**WHAT IS BEING ASKED**
Extract the full listing verbatim and drop any pictures from your copy.

── ENTRIES SUPPLIED

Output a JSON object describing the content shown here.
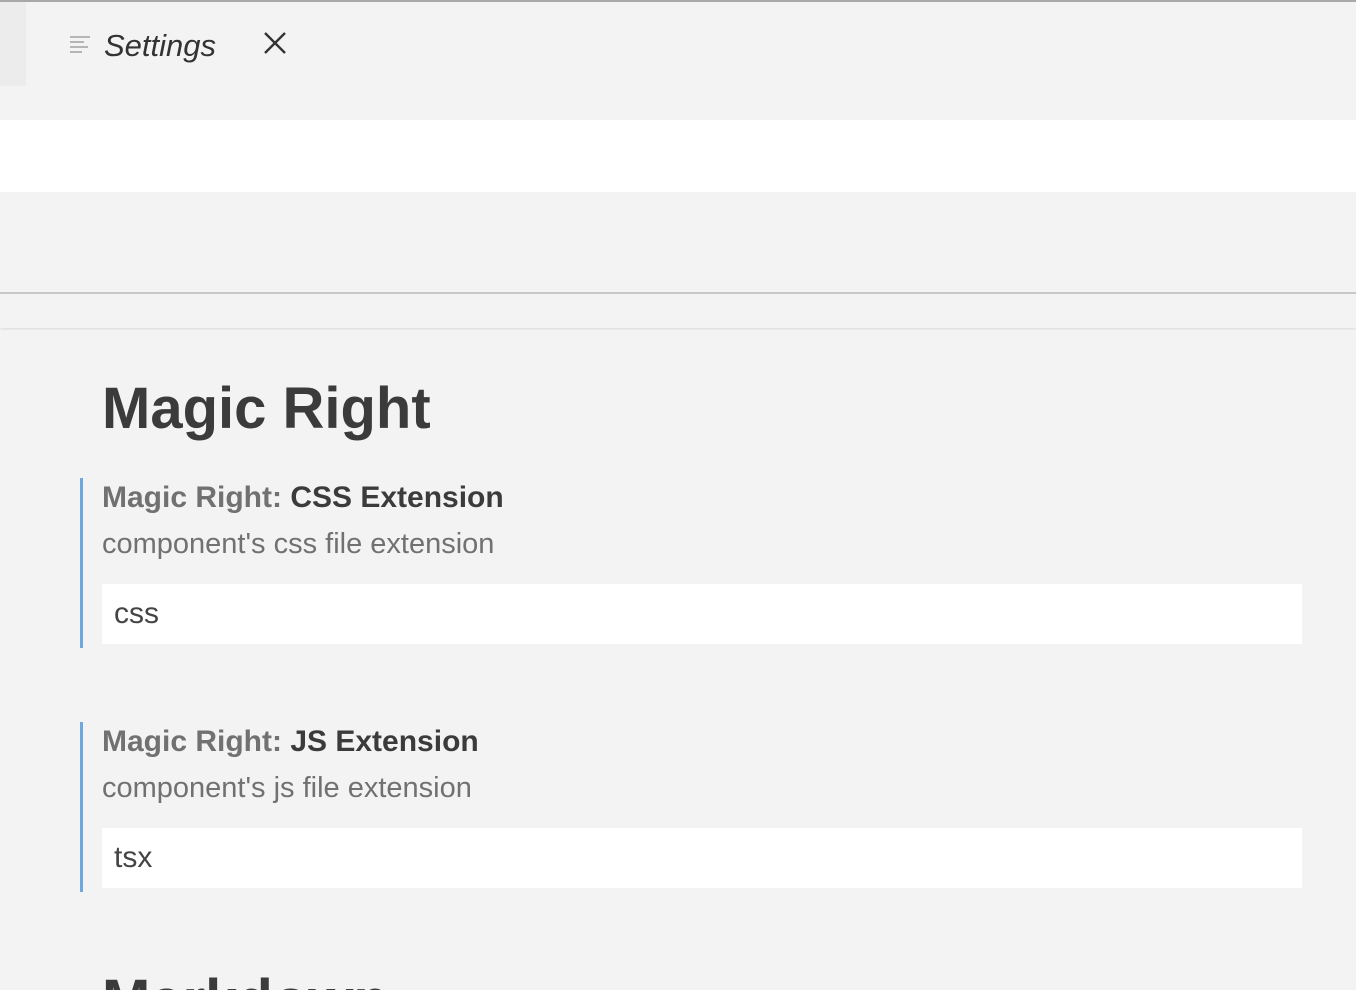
{
  "tab": {
    "title": "Settings",
    "icon": "settings-file-icon",
    "close_icon": "close-icon"
  },
  "search": {
    "value": ""
  },
  "section": {
    "title": "Magic Right"
  },
  "settings": [
    {
      "category": "Magic Right: ",
      "key": "CSS Extension",
      "description": "component's css file extension",
      "value": "css"
    },
    {
      "category": "Magic Right: ",
      "key": "JS Extension",
      "description": "component's js file extension",
      "value": "tsx"
    }
  ],
  "next_section": {
    "title": "Markdown"
  },
  "colors": {
    "accent_border": "#6fa8dc",
    "background": "#f3f3f3",
    "input_background": "#ffffff"
  }
}
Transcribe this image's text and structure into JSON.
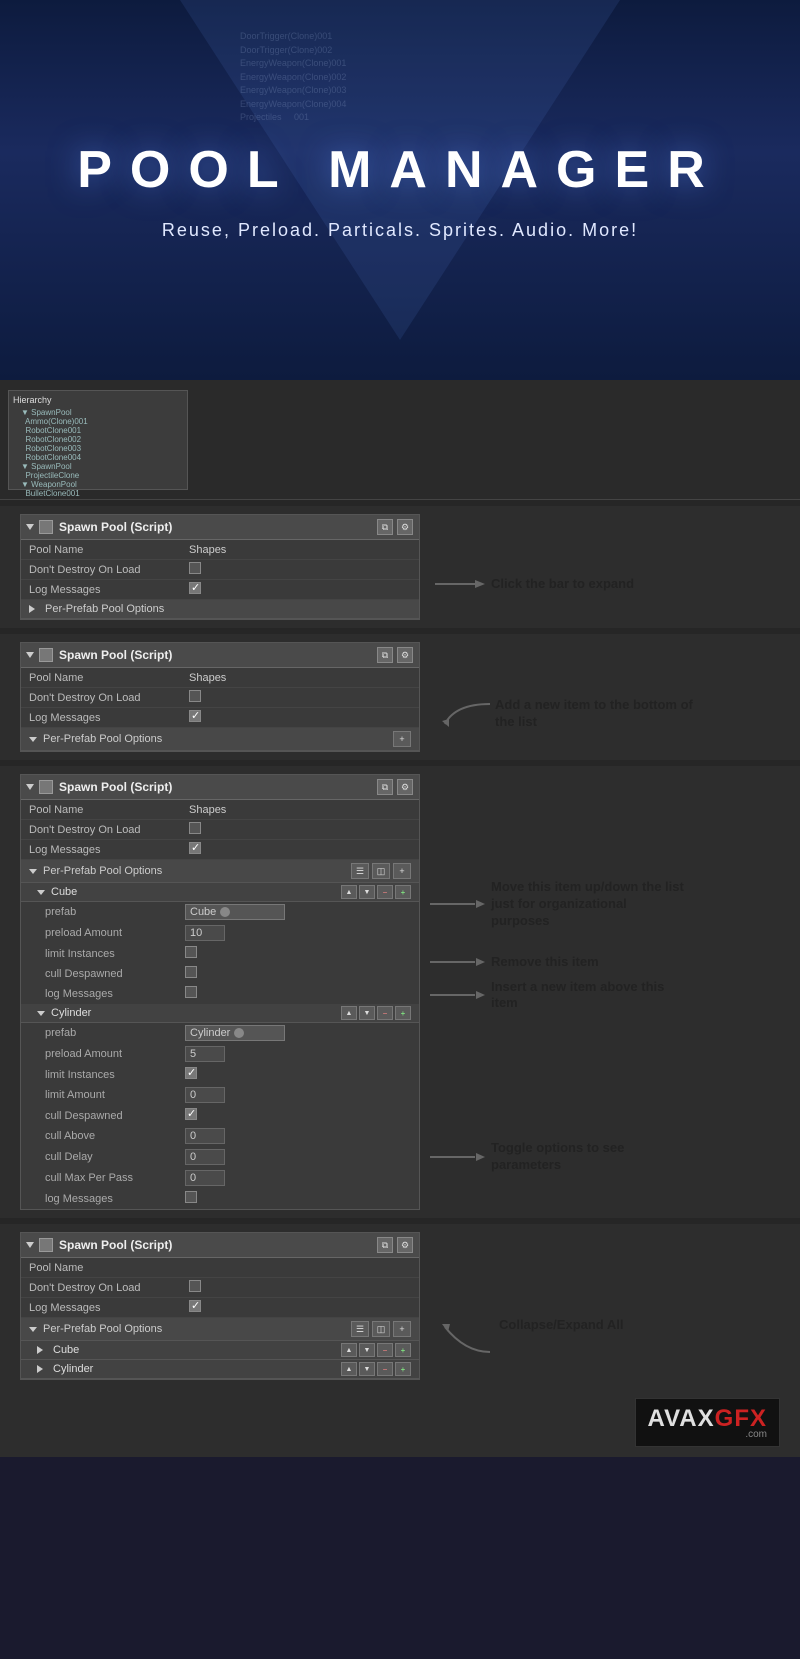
{
  "hero": {
    "title": "POOL MANAGER",
    "subtitle": "Reuse,  Preload.  Particals.  Sprites.  Audio.  More!",
    "bg_lines": [
      "DoorTrigger(Clone)001",
      "DoorTrigger(Clone)002",
      "EnergyWeapon(Clone)001",
      "EnergyWeapon(Clone)002",
      "EnergyWeapon(Clone)003",
      "EnergyWeapon(Clone)004",
      "Projectiles",
      "001"
    ]
  },
  "panels": {
    "panel1": {
      "title": "Spawn Pool (Script)",
      "pool_name_label": "Pool Name",
      "pool_name_value": "Shapes",
      "dont_destroy_label": "Don't Destroy On Load",
      "log_messages_label": "Log Messages",
      "per_prefab_label": "Per-Prefab Pool Options",
      "annotation": "Click the bar to expand"
    },
    "panel2": {
      "title": "Spawn Pool (Script)",
      "pool_name_label": "Pool Name",
      "pool_name_value": "Shapes",
      "dont_destroy_label": "Don't Destroy On Load",
      "log_messages_label": "Log Messages",
      "per_prefab_label": "Per-Prefab Pool Options",
      "annotation": "Add a new item to the bottom of the list"
    },
    "panel3": {
      "title": "Spawn Pool (Script)",
      "pool_name_label": "Pool Name",
      "pool_name_value": "Shapes",
      "dont_destroy_label": "Don't Destroy On Load",
      "log_messages_label": "Log Messages",
      "per_prefab_label": "Per-Prefab Pool Options",
      "cube": {
        "label": "Cube",
        "prefab_label": "prefab",
        "prefab_value": "Cube",
        "preload_label": "preload Amount",
        "preload_value": "10",
        "limit_instances_label": "limit Instances",
        "cull_despawned_label": "cull Despawned",
        "log_messages_label": "log Messages"
      },
      "cylinder": {
        "label": "Cylinder",
        "prefab_label": "prefab",
        "prefab_value": "Cylinder",
        "preload_label": "preload Amount",
        "preload_value": "5",
        "limit_instances_label": "limit Instances",
        "limit_amount_label": "limit Amount",
        "limit_amount_value": "0",
        "cull_despawned_label": "cull Despawned",
        "cull_above_label": "cull Above",
        "cull_above_value": "0",
        "cull_delay_label": "cull Delay",
        "cull_delay_value": "0",
        "cull_max_label": "cull Max Per Pass",
        "cull_max_value": "0",
        "log_messages_label": "log Messages"
      },
      "annotations": {
        "anno1": "Move this item up/down the list just for organizational purposes",
        "anno2": "Remove this item",
        "anno3": "Insert a new item above this item",
        "anno4": "Toggle options to see parameters"
      }
    },
    "panel4": {
      "title": "Spawn Pool (Script)",
      "pool_name_label": "Pool Name",
      "dont_destroy_label": "Don't Destroy On Load",
      "log_messages_label": "Log Messages",
      "per_prefab_label": "Per-Prefab Pool Options",
      "cube_label": "Cube",
      "cylinder_label": "Cylinder",
      "annotation": "Collapse/Expand All"
    }
  },
  "logo": {
    "avax": "AVAX",
    "gfx": "GFX",
    "com": ".com"
  }
}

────

**EXERCISE RESULT**
Output a JSON object describing the content shown here.
{
  "tab": {
    "title": "Settings",
    "icon": "settings-file-icon",
    "close_icon": "close-icon"
  },
  "search": {
    "value": ""
  },
  "section": {
    "title": "Magic Right"
  },
  "settings": [
    {
      "category": "Magic Right: ",
      "key": "CSS Extension",
      "description": "component's css file extension",
      "value": "css"
    },
    {
      "category": "Magic Right: ",
      "key": "JS Extension",
      "description": "component's js file extension",
      "value": "tsx"
    }
  ],
  "next_section": {
    "title": "Markdown"
  },
  "colors": {
    "accent_border": "#6fa8dc",
    "background": "#f3f3f3",
    "input_background": "#ffffff"
  }
}
Transcribe this image's text and structure into JSON.
{
  "hero": {
    "title": "POOL MANAGER",
    "subtitle": "Reuse,  Preload.  Particals.  Sprites.  Audio.  More!",
    "bg_lines": [
      "DoorTrigger(Clone)001",
      "DoorTrigger(Clone)002",
      "EnergyWeapon(Clone)001",
      "EnergyWeapon(Clone)002",
      "EnergyWeapon(Clone)003",
      "EnergyWeapon(Clone)004",
      "Projectiles",
      "001"
    ]
  },
  "panels": {
    "panel1": {
      "title": "Spawn Pool (Script)",
      "pool_name_label": "Pool Name",
      "pool_name_value": "Shapes",
      "dont_destroy_label": "Don't Destroy On Load",
      "log_messages_label": "Log Messages",
      "per_prefab_label": "Per-Prefab Pool Options",
      "annotation": "Click the bar to expand"
    },
    "panel2": {
      "title": "Spawn Pool (Script)",
      "pool_name_label": "Pool Name",
      "pool_name_value": "Shapes",
      "dont_destroy_label": "Don't Destroy On Load",
      "log_messages_label": "Log Messages",
      "per_prefab_label": "Per-Prefab Pool Options",
      "annotation": "Add a new item to the bottom of the list"
    },
    "panel3": {
      "title": "Spawn Pool (Script)",
      "pool_name_label": "Pool Name",
      "pool_name_value": "Shapes",
      "dont_destroy_label": "Don't Destroy On Load",
      "log_messages_label": "Log Messages",
      "per_prefab_label": "Per-Prefab Pool Options",
      "cube": {
        "label": "Cube",
        "prefab_label": "prefab",
        "prefab_value": "Cube",
        "preload_label": "preload Amount",
        "preload_value": "10",
        "limit_instances_label": "limit Instances",
        "cull_despawned_label": "cull Despawned",
        "log_messages_label": "log Messages"
      },
      "cylinder": {
        "label": "Cylinder",
        "prefab_label": "prefab",
        "prefab_value": "Cylinder",
        "preload_label": "preload Amount",
        "preload_value": "5",
        "limit_instances_label": "limit Instances",
        "limit_amount_label": "limit Amount",
        "limit_amount_value": "0",
        "cull_despawned_label": "cull Despawned",
        "cull_above_label": "cull Above",
        "cull_above_value": "0",
        "cull_delay_label": "cull Delay",
        "cull_delay_value": "0",
        "cull_max_label": "cull Max Per Pass",
        "cull_max_value": "0",
        "log_messages_label": "log Messages"
      },
      "annotations": {
        "anno1": "Move this item up/down the list just for organizational purposes",
        "anno2": "Remove this item",
        "anno3": "Insert a new item above this item",
        "anno4": "Toggle options to see parameters"
      }
    },
    "panel4": {
      "title": "Spawn Pool (Script)",
      "pool_name_label": "Pool Name",
      "dont_destroy_label": "Don't Destroy On Load",
      "log_messages_label": "Log Messages",
      "per_prefab_label": "Per-Prefab Pool Options",
      "cube_label": "Cube",
      "cylinder_label": "Cylinder",
      "annotation": "Collapse/Expand All"
    }
  },
  "logo": {
    "avax": "AVAX",
    "gfx": "GFX",
    "com": ".com"
  }
}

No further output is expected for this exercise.